He expressed confidence that relevant authorities would soon give a nod to the resumption of classes.

“We don’t want to bandy around dates,” he said, “We remain positive.”

According to the Minister, the Federal Government is also in negotiation with the Academic Staff Union of Universities (ASUU), reiterating that every player in the education sector is engaged on the reopening of schools.

“The PTF profiles for us a national response and everyone can tee off from there,” he added.

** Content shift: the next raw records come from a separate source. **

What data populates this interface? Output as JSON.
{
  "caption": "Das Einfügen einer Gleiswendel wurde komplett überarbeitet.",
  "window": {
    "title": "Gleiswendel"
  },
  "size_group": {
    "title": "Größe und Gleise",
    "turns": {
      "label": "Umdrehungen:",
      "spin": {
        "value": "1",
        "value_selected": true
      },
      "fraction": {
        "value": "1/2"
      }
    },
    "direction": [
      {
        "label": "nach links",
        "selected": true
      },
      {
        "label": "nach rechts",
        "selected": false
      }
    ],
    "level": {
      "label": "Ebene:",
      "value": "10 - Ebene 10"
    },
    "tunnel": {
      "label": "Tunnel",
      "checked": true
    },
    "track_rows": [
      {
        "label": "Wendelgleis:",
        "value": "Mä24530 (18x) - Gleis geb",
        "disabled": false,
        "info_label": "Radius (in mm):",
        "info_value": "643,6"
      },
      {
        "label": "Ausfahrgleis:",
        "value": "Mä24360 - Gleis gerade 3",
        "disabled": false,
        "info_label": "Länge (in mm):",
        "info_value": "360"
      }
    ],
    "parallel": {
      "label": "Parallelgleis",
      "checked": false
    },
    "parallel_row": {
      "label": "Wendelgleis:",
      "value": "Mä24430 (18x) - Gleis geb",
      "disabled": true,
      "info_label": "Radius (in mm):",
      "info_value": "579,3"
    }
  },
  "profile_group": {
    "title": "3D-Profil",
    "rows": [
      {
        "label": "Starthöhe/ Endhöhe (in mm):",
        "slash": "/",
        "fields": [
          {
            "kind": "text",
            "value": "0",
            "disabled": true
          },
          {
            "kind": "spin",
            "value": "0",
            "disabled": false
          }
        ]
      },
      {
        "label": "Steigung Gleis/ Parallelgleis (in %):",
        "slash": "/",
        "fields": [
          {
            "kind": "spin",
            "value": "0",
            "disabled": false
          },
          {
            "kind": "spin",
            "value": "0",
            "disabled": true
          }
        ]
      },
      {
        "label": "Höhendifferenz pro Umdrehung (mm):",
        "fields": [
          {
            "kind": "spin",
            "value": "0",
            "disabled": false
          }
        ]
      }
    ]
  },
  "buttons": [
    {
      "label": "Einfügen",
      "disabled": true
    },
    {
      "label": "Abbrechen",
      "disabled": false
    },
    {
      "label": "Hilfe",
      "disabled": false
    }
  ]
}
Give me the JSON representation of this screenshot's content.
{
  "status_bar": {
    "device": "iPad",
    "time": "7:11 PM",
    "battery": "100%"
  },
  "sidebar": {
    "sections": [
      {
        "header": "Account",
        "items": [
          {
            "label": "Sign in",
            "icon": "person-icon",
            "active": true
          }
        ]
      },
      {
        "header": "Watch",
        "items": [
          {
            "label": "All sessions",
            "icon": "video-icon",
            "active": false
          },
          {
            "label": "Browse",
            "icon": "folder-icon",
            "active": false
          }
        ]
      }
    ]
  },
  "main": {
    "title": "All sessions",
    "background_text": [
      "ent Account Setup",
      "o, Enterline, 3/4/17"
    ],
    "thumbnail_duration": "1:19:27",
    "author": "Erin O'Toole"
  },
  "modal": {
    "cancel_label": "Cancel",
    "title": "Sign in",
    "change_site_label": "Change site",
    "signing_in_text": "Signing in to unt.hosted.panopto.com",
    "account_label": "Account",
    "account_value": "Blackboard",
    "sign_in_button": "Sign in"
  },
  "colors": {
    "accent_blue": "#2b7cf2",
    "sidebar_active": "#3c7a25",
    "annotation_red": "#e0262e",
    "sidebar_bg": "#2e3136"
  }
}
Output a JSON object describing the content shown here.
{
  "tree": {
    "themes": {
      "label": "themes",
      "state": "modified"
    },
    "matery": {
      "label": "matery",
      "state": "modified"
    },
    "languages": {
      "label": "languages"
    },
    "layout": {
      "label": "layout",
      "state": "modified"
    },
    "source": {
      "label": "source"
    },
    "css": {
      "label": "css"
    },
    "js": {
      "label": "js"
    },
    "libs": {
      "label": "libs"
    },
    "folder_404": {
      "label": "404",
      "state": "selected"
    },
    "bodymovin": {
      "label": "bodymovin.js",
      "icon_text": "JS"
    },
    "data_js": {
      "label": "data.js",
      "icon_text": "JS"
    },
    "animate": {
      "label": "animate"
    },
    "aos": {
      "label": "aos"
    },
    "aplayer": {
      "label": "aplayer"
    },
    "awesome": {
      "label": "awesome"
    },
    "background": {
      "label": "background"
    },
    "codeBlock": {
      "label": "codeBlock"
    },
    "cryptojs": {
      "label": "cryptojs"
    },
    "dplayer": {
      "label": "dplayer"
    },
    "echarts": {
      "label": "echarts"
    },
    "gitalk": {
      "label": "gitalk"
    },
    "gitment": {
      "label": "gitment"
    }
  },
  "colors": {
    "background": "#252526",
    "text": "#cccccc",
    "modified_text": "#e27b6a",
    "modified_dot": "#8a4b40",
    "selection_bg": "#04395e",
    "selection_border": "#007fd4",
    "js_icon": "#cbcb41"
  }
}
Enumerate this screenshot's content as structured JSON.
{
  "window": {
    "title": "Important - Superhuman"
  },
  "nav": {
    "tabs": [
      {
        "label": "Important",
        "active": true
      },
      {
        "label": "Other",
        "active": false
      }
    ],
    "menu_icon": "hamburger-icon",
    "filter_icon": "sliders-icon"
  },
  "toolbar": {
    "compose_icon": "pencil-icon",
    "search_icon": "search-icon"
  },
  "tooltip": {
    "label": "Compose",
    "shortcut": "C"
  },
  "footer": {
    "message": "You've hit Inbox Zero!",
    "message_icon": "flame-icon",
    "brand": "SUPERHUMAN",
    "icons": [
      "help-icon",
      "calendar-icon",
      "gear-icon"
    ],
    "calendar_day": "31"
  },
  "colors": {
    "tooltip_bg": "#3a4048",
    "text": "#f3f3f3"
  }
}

Wearing face-masks, final year students of Government Secondary School, Zone 3, Abuja, sit in a classroom as they write their West African Examinations Council exams, following the ease of COVID-19 lockdown order on Monday August 17, 2020. Photo: Sodiq Adelakun/Channels Television.
File photo: Wearing face-masks, final year students of Government Secondary School, Zone 3, Abuja, sit in a classroom as they write their West African Examinations Council exams, following the ease of COVID-19 lockdown order on Monday, August 17, 2020. Photo: Sodiq Adelakun/Channels Television.

 

As part of measures to contain the spread of the pandemic in the country, the Federal Ministry of Education on March 19, 2020, ordered the immediate closure of tertiary institutions, secondary as well as primary schools nationwide.